January 29th, 2010


Conflict Part III: Defending Yourself

Last time I talked about internal (intrapersonal) conflict. I told you that thoughts drive the conflict bus. Each time you find yourself in a conflict, you want to check in on your thoughts.  Make sure they’re related to the current event and not some ghost from your past. If you’re a writer who avoids conflict in real life, then you’re well equipped to write about internal conflict. You know (or sense) the good and the bad inherent in avoiding conflicts. The good being you avoid a fight, argument. The bad being you don’t get your true needs met and some intimacy is sacrificed in your relationships.


Today I want to visit defense mechanisms. Their job is to reduce our anxiety. They’re fight or flight driven. If you perceive a threat, your brain works to keep you calm so you can fight or run.  Staying calm is good. Keeping anxiety in check is great. The problem? Anxiety tells us we need to respond to something. If we kick into calm mode too quickly, we may not address a threat in the best way. DM's are best in moderation.


I picked out the ones that we see the most. If you want the full list, I'm happy to provide.

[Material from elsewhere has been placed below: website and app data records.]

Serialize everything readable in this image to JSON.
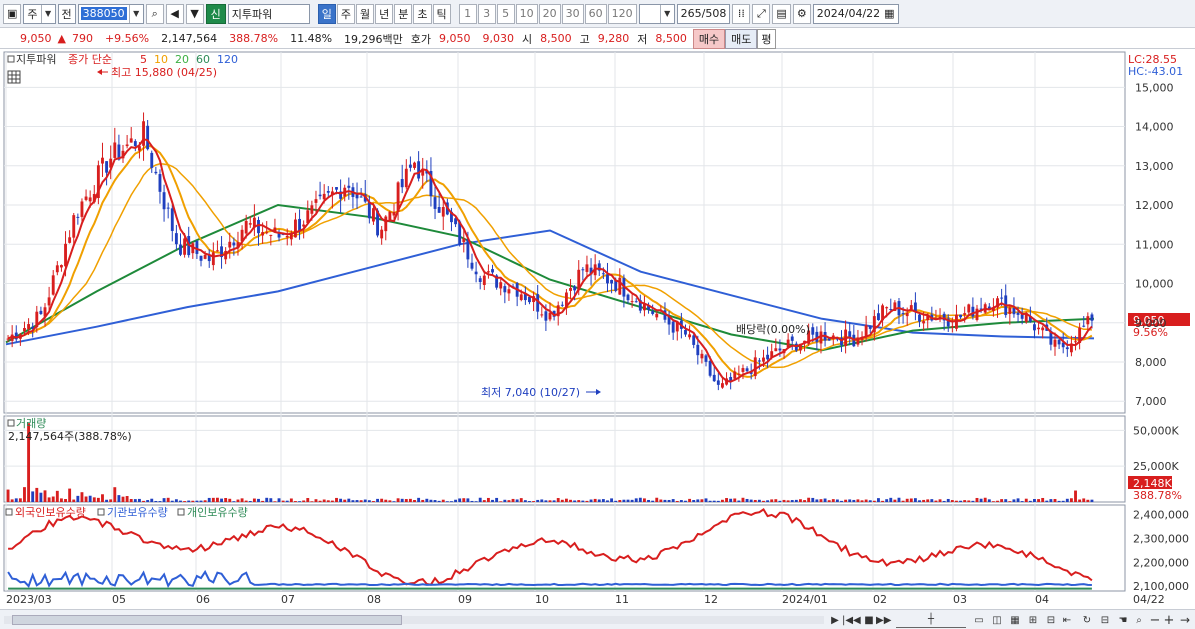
{
  "toolbar": {
    "market_label": "주",
    "prev_label": "전",
    "stock_code": "388050",
    "stock_tag": "신",
    "stock_name": "지투파워",
    "period_tabs": [
      "일",
      "주",
      "월",
      "년",
      "분",
      "초",
      "틱"
    ],
    "active_period_index": 0,
    "minute_presets": [
      "1",
      "3",
      "5",
      "10",
      "20",
      "30",
      "60",
      "120"
    ],
    "bar_count": "265",
    "bar_total": "/508",
    "date": "2024/04/22"
  },
  "infobar": {
    "price": "9,050",
    "change_arrow": "▲",
    "change": "790",
    "change_pct": "+9.56%",
    "volume": "2,147,564",
    "volume_ratio": "388.78%",
    "turnover": "11.48%",
    "trade_value": "19,296백만",
    "quote_label": "호가",
    "ask": "9,050",
    "bid": "9,030",
    "open_label": "시",
    "open": "8,500",
    "high_label": "고",
    "high": "9,280",
    "low_label": "저",
    "low": "8,500",
    "buy_label": "매수",
    "sell_label": "매도",
    "avg_label": "평"
  },
  "price_panel": {
    "title": "지투파워",
    "ma_caption": "종가 단순",
    "ma_periods": [
      "5",
      "10",
      "20",
      "60",
      "120"
    ],
    "ma_colors": [
      "#d81e1e",
      "#f0a000",
      "#3cb043",
      "#2e8b57",
      "#2f5fd6"
    ],
    "lc_label": "LC:28.55",
    "hc_label": "HC:-43.01",
    "high_annotation": "최고 15,880 (04/25)",
    "low_annotation": "최저 7,040 (10/27)",
    "dividend_annotation": "배당락(0.00%)",
    "current_price_label": "9,050",
    "current_pct_label": "9.56%",
    "y_ticks": [
      "15,000",
      "14,000",
      "13,000",
      "12,000",
      "11,000",
      "10,000",
      "9,000",
      "8,000",
      "7,000"
    ]
  },
  "volume_panel": {
    "title": "거래량",
    "readout": "2,147,564주(388.78%)",
    "y_ticks": [
      "50,000K",
      "25,000K"
    ],
    "current_label": "2,148K",
    "current_pct_label": "388.78%"
  },
  "holding_panel": {
    "legend": [
      "외국인보유수량",
      "기관보유수량",
      "개인보유수량"
    ],
    "legend_colors": [
      "#d81e1e",
      "#2f5fd6",
      "#2e8b57"
    ],
    "y_ticks": [
      "2,400,000",
      "2,300,000",
      "2,200,000",
      "2,100,000"
    ]
  },
  "x_axis": {
    "labels": [
      "2023/03",
      "05",
      "06",
      "07",
      "08",
      "09",
      "10",
      "11",
      "12",
      "2024/01",
      "02",
      "03",
      "04"
    ],
    "right_label": "04/22"
  },
  "chart_data": {
    "type": "candlestick",
    "price_range": [
      6700,
      15900
    ],
    "series_names": [
      "5",
      "10",
      "20",
      "60",
      "120"
    ],
    "approx_close_path": [
      8600,
      9200,
      11800,
      13200,
      13800,
      11000,
      10600,
      11500,
      11200,
      11800,
      12600,
      11400,
      13100,
      11600,
      10200,
      9900,
      9200,
      10400,
      10000,
      9300,
      8700,
      7300,
      7900,
      8400,
      8700,
      8600,
      9400,
      9200,
      9100,
      9600,
      9200,
      8300,
      9050
    ],
    "ma120_path": [
      8450,
      8900,
      9400,
      9800,
      10400,
      11000,
      11350,
      10300,
      9700,
      9100,
      8750,
      8650,
      8600
    ],
    "ma60_path": [
      8500,
      9800,
      11000,
      12000,
      11700,
      11200,
      10100,
      9400,
      8700,
      8300,
      8800,
      9000,
      9100
    ]
  }
}
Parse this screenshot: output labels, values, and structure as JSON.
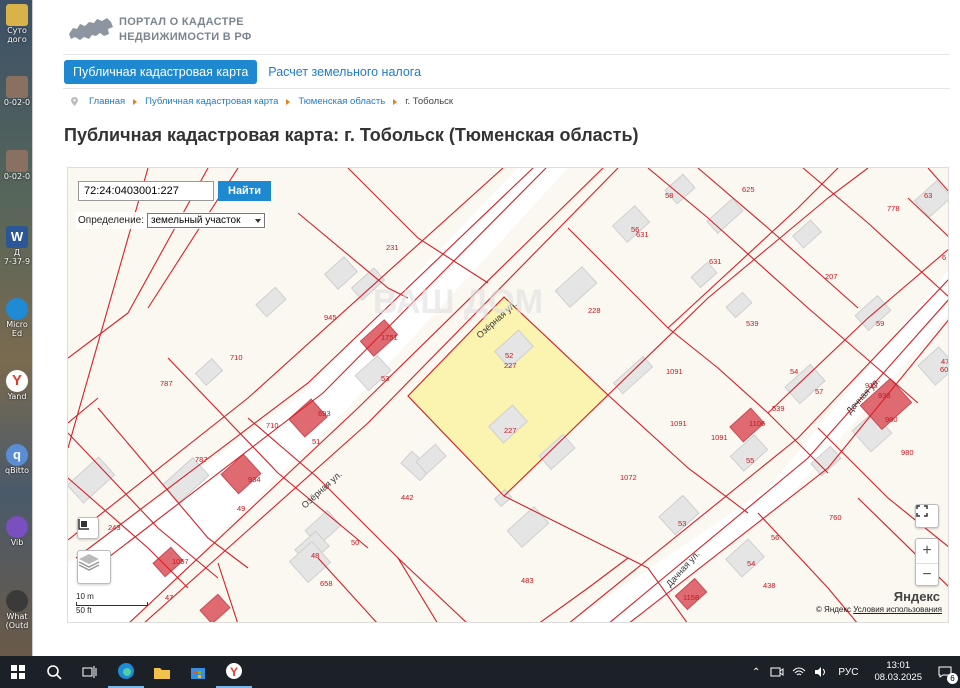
{
  "desktop": {
    "icons": [
      {
        "label": "Суто",
        "sub": "дого",
        "color": "#d9b34a"
      },
      {
        "label": "0-02-0",
        "sub": "",
        "color": "#a07a5a"
      },
      {
        "label": "0-02-0",
        "sub": "",
        "color": "#a07a5a"
      },
      {
        "label": "Д",
        "sub": "7-37-9",
        "color": "#2b5797"
      },
      {
        "label": "Micro",
        "sub": "Ed",
        "color": "#1f8ad6"
      },
      {
        "label": "Yand",
        "sub": "",
        "color": "#e23b2b"
      },
      {
        "label": "qBitto",
        "sub": "",
        "color": "#5b8dd6"
      },
      {
        "label": "Vib",
        "sub": "",
        "color": "#7a4fbf"
      },
      {
        "label": "What",
        "sub": "(Outd",
        "color": "#3a3a3a"
      }
    ]
  },
  "header": {
    "logo_line1": "ПОРТАЛ О КАДАСТРЕ",
    "logo_line2": "НЕДВИЖИМОСТИ В РФ"
  },
  "tabs": {
    "active": "Публичная кадастровая карта",
    "second": "Расчет земельного налога"
  },
  "breadcrumb": {
    "items": [
      "Главная",
      "Публичная кадастровая карта",
      "Тюменская область"
    ],
    "current": "г. Тобольск"
  },
  "page_title": "Публичная кадастровая карта: г. Тобольск (Тюменская область)",
  "map": {
    "search_value": "72:24:0403001:227",
    "search_button": "Найти",
    "definition_label": "Определение:",
    "definition_value": "земельный участок",
    "scale_m": "10 m",
    "scale_ft": "50 ft",
    "attribution": "© Яндекс",
    "terms_link": "Условия использования",
    "yandex_logo": "Яндекс",
    "watermark": "ВАШ ДОМ",
    "zoom_in": "+",
    "zoom_out": "−",
    "streets": [
      "Озёрная ул.",
      "Озёрная ул.",
      "Дачная ул."
    ],
    "parcel_labels": [
      "231",
      "945",
      "710",
      "710",
      "787",
      "787",
      "1751",
      "693",
      "934",
      "442",
      "243",
      "1057",
      "658",
      "483",
      "1072",
      "1091",
      "1091",
      "1091",
      "539",
      "539",
      "631",
      "631",
      "625",
      "778",
      "207",
      "63",
      "6",
      "59",
      "47",
      "60",
      "57",
      "933",
      "980",
      "933",
      "980",
      "1106",
      "55",
      "760",
      "56",
      "54",
      "438",
      "1158",
      "53",
      "58",
      "56",
      "54",
      "228",
      "52",
      "227",
      "227",
      "53",
      "51",
      "49",
      "48",
      "50",
      "47"
    ],
    "highlight_color": "#fbf3a8",
    "border_color": "#d81f26",
    "building_color": "#e5e5e5",
    "registered_building_color": "#e06a72"
  },
  "taskbar": {
    "lang": "РУС",
    "time": "13:01",
    "date": "08.03.2025",
    "notifications": "6"
  }
}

Enough warning and explanations, it’s time to meet the crew.


Rationalization: making up acceptable excuses to explain our anxiety. Look at the examples below. Can you see the benefit and the potential problem?

            “We lost the game because I didn’t practice enough.”

“I know I shouldn’t have spent the money on those shoes, but I’ve been working hard and I haven’t done anything fun in forever.”

Denial: refusal to recognize information or anxiety. Denial is great, until it’s not. It can help us get through tough times, but it can prevent us from dealing with life. 

            “I can’t talk about how I feel about Mark’s death. I have to plan a funeral.”

            “Smoking isn’t bad for you. That’s just some liberal ploy."
Repression: pushing unacceptable thoughts or feelings into your subconscious. Denial deals with an external threat. Repression deals with an internal threat. You don’t realize you’re doing it. It just happens. This is how abused children survive.  They could hate their parent for abusing them. Where would that leave them? They have to disconnect from those feelings until it’s safe to look at them. For some, they never feel safe.


Projection: the assignment of our own undesirable traits to others. I love this one. This is the backbone of therapy. It shows up A LOT in fights. 

The spouse having an affair says to the non-offender, “I don’t like you spending so much time with him. I know what he’s thinking.”


Displacement: redirecting your anger/ frustration (or some other negative emotion) toward a safe target. This shows up in therapy as well. It’s okay to displace our frustration to a safe target. We all need to vent. But there’s venting and there’s abusing (physically or mentally).

            Your boss yells at you, so you kick your dog when you get home.

            You hate your job, so you come home and yell at your partner.


As writers we don’t have to know the psychological term. Most of us have experienced these DM’s. Shucks we use them. However, you must know how they feed conflicts. A writer needs to know that denial leads to arguments because others see the truth while one person refuses. A writer needs to know that sometimes characters will yell at someone they love because the person is safe. And when you see the conflict through those lenses, you, the writer, can sit with the anxiety. You see its purpose. You can allow your character to walk through their struggle.  


 As always, write what you know. If one of these DM's looks familiar (like a best-friend) slip it into your writing. Sit with the anxiety. It will give the story some tension or comedy. I'm an expert at rationalizing. I've learned to use it responsibly in real life. I want to give others the benefit of the doubt. And I want to give myself the benefit of the doubt (and I really like shoes).

Do you want me show how DM's play out in writing?  What DM's do you tend use (for good or evil).